Interface dataset entries
--------------------

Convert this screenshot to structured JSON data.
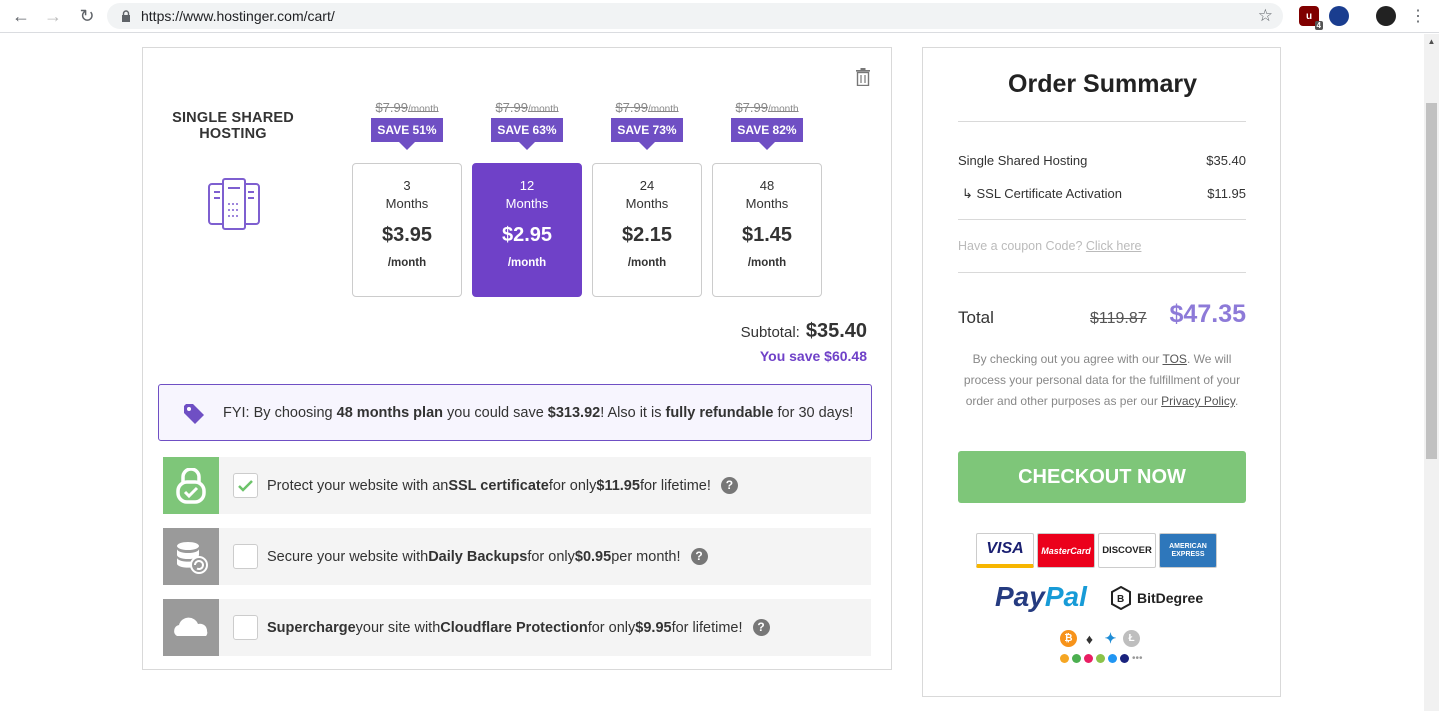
{
  "browser": {
    "url": "https://www.hostinger.com/cart/",
    "ext_badge": "4"
  },
  "product": {
    "title": "SINGLE SHARED HOSTING"
  },
  "plans": [
    {
      "old_price": "$7.99",
      "old_unit": "/month",
      "badge": "SAVE 51%",
      "months_num": "3",
      "months_label": "Months",
      "price": "$3.95",
      "per": "/month",
      "selected": false
    },
    {
      "old_price": "$7.99",
      "old_unit": "/month",
      "badge": "SAVE 63%",
      "months_num": "12",
      "months_label": "Months",
      "price": "$2.95",
      "per": "/month",
      "selected": true
    },
    {
      "old_price": "$7.99",
      "old_unit": "/month",
      "badge": "SAVE 73%",
      "months_num": "24",
      "months_label": "Months",
      "price": "$2.15",
      "per": "/month",
      "selected": false
    },
    {
      "old_price": "$7.99",
      "old_unit": "/month",
      "badge": "SAVE 82%",
      "months_num": "48",
      "months_label": "Months",
      "price": "$1.45",
      "per": "/month",
      "selected": false
    }
  ],
  "subtotal": {
    "label": "Subtotal:",
    "value": "$35.40",
    "you_save": "You save $60.48"
  },
  "fyi": {
    "prefix": "FYI: By choosing ",
    "plan": "48 months plan",
    "mid": " you could save ",
    "amount": "$313.92",
    "mid2": "! Also it is ",
    "refundable": "fully refundable",
    "suffix": " for 30 days!"
  },
  "addons": [
    {
      "checked": true,
      "pre": "Protect your website with an ",
      "bold1": "SSL certificate",
      "mid": " for only ",
      "bold2": "$11.95",
      "post": " for lifetime!",
      "side_color": "#7ec679"
    },
    {
      "checked": false,
      "pre": "Secure your website with ",
      "bold1": "Daily Backups",
      "mid": " for only ",
      "bold2": "$0.95",
      "post": " per month!",
      "side_color": "#9a9a9a"
    },
    {
      "checked": false,
      "pre": "",
      "bold1": "Supercharge",
      "mid": " your site with ",
      "bold2": "Cloudflare Protection",
      "mid2": " for only ",
      "bold3": "$9.95",
      "post": " for lifetime!",
      "side_color": "#9a9a9a"
    }
  ],
  "summary": {
    "title": "Order Summary",
    "items": [
      {
        "name": "Single Shared Hosting",
        "price": "$35.40"
      },
      {
        "name": "↳ SSL Certificate Activation",
        "price": "$11.95"
      }
    ],
    "coupon_text": "Have a coupon Code? ",
    "coupon_link": "Click here",
    "total_label": "Total",
    "total_old": "$119.87",
    "total_new": "$47.35",
    "tos_1": "By checking out you agree with our ",
    "tos_link": "TOS",
    "tos_2": ". We will process your personal data for the fulfillment of your order and other purposes as per our ",
    "privacy_link": "Privacy Policy",
    "tos_3": ".",
    "checkout_label": "CHECKOUT NOW",
    "cards": [
      "VISA",
      "MasterCard",
      "DISCOVER",
      "AMERICAN EXPRESS"
    ],
    "paypal_1": "Pay",
    "paypal_2": "Pal",
    "bitdegree": "BitDegree"
  }
}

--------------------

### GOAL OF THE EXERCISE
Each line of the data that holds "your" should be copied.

### OUTPUT FOR THIS TASK
      "pre": "Protect your website with an ",
      "pre": "Secure your website with ",
      "mid": " your site with ",
    "tos_2": ". We will process your personal data for the fulfillment of your order and other purposes as per our ",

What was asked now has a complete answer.